Because the Fed still believes inflation is contained, Mr. Bernanke recently pledged to hold interest rates near zero for another two years. The Fed’s rate commitment has pushed short- and intermediate-term Treasury yields below 1%. A five-year T-note now yields 0.92%—after adjusting for inflation of 3.6%, investors are losing money. The only Treasury security that even comes close to covering inflation is the long bond. Today, a 30-year Treasury security will pay you 3.57% in interest.
Should savers and retired investors take the Fed’s bait and invest in long bonds? Not when you have a Fed chairman with a money-printing habit and prominent economists such as Ken Rogoff, the former chief economist of the International Monetary Fund, calling for a “sustained burst of moderate inflation, say, 4–6% for several years.”
Rogoff’s prescribed dosage of inflation would swiftly decimate a portfolio of long bonds. In the chart below, we show the buying power (as a percentage of initial value) of a hypothetical retired investor’s portfolio of 30-year Treasuries (at a 3.57% yield). We assume our retired investor draws 4% of the initial principal, adjusted for inflation annually.
In blue you can see the effects of Rogoff’s plan of 6% inflation, and in red are the effects of the Fed’s implied inflation target of 2%. In green is a zero-inflation environment.
Both the Fed’s and Rogoff’s plans offer little protection for investors’ wealth, but Rogoff’s plan strips retirees’ buying power at a rapid pace. After five years, Rogoff’s plan cuts the buying power of a portfolio of long bonds in half, and after 20 years the portfolio is depleted.

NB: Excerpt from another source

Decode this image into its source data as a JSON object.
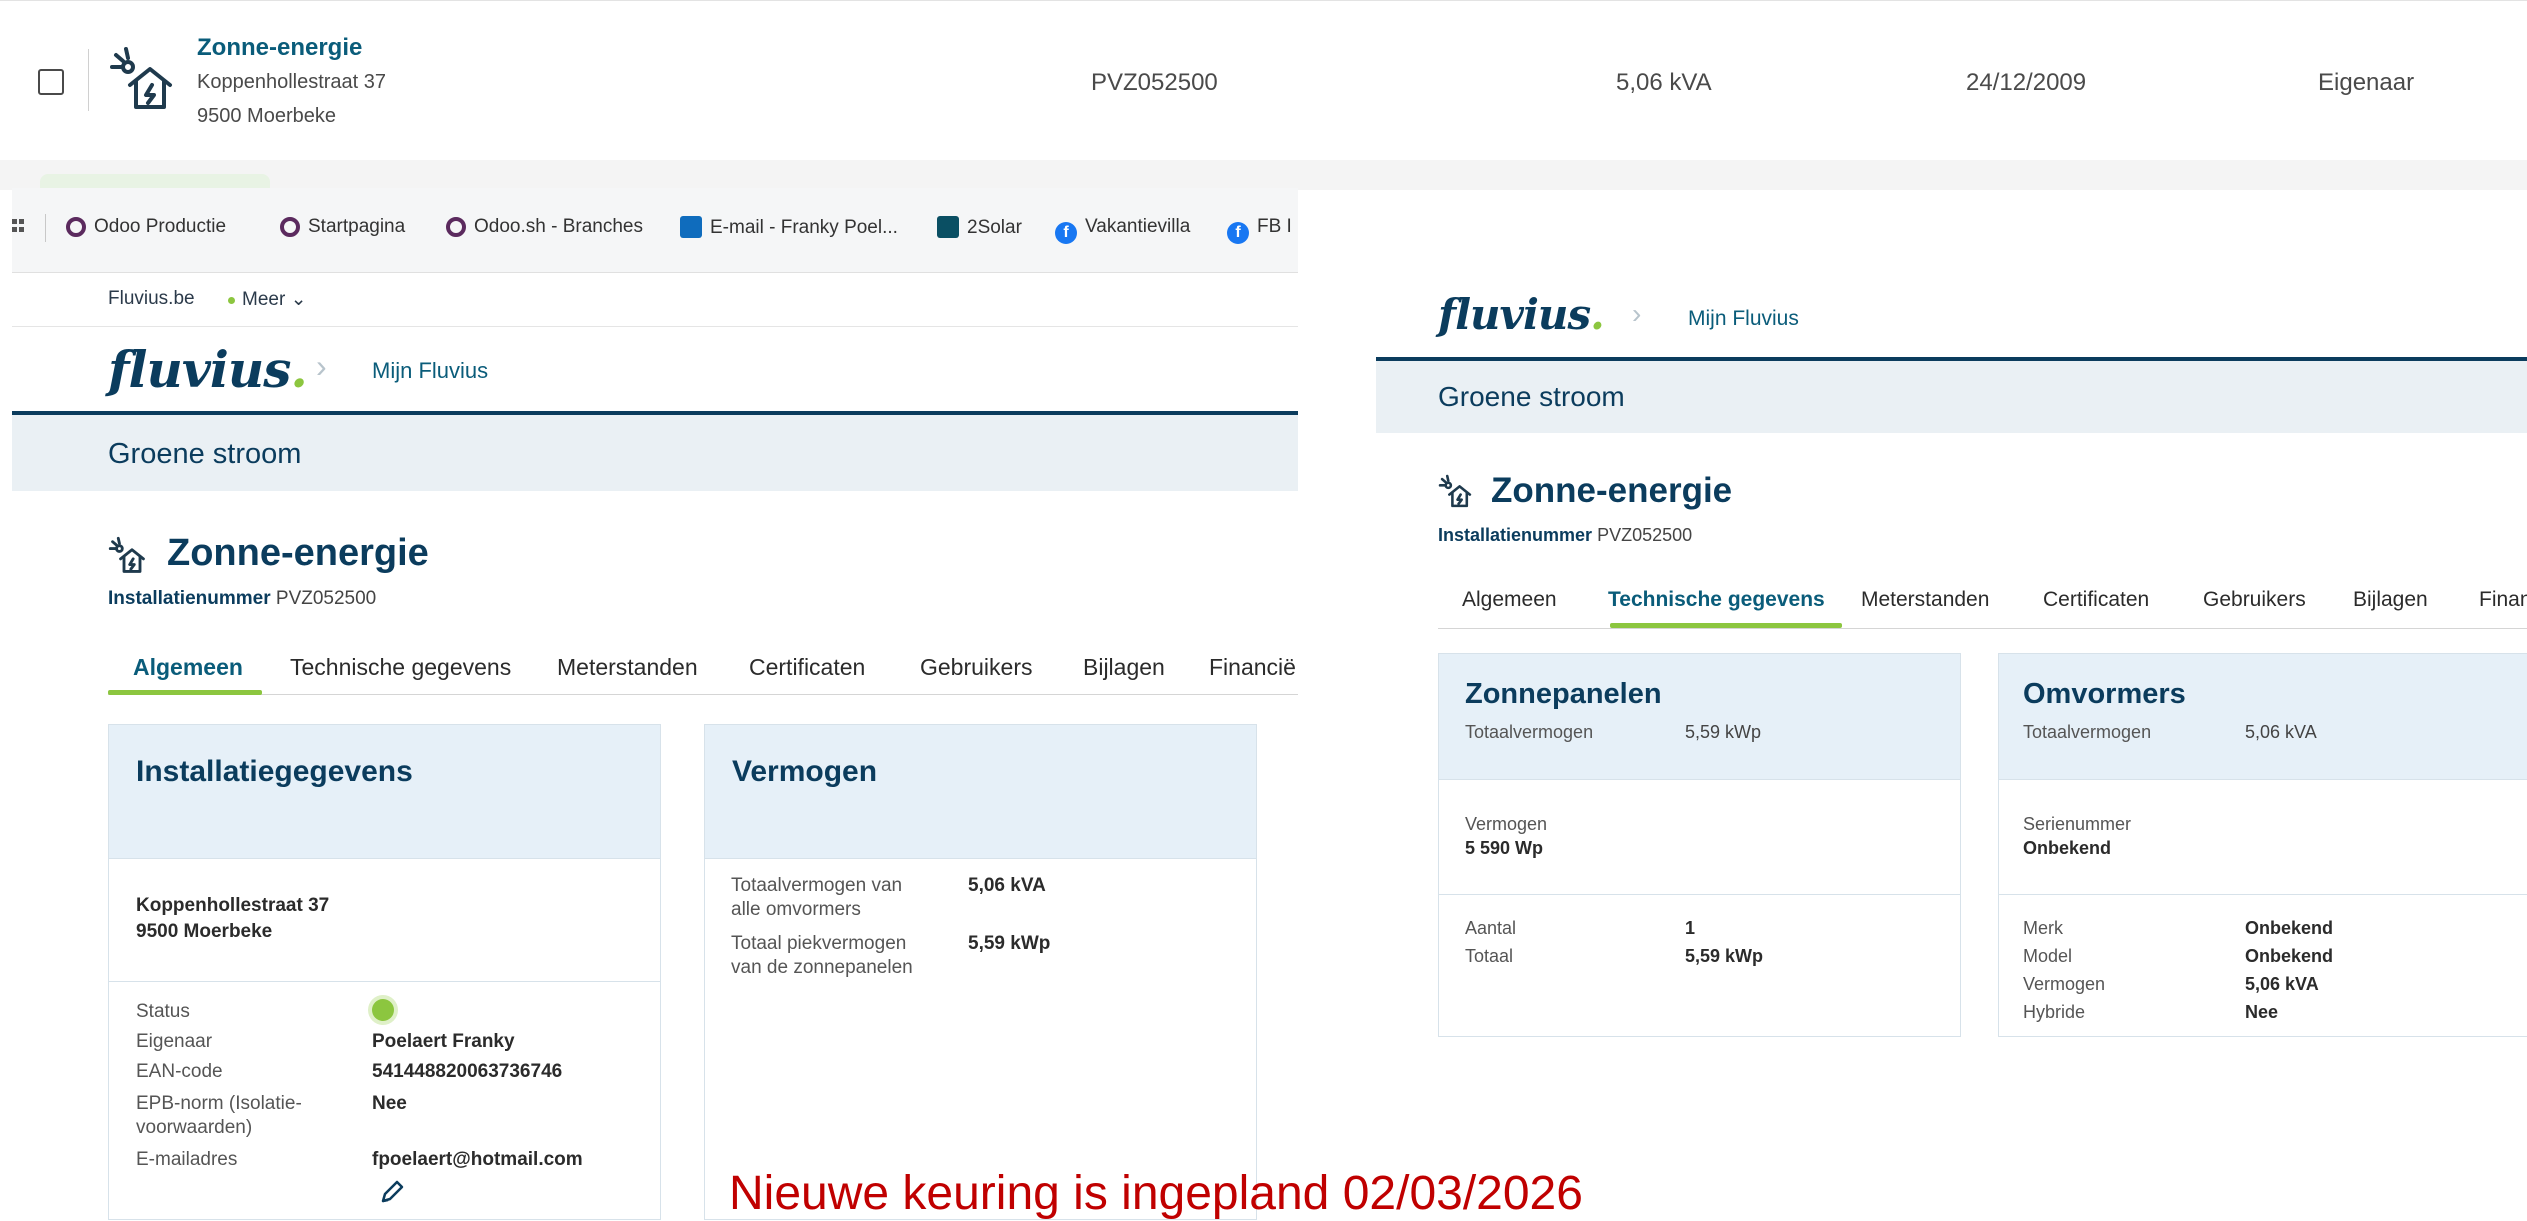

If you are in need of income, long bonds aren’t the place to look. In our monthly strategy reports, we help subscribers craft portfolios that offer a steady stream of income without the risk of a portfolio of long Treasuries.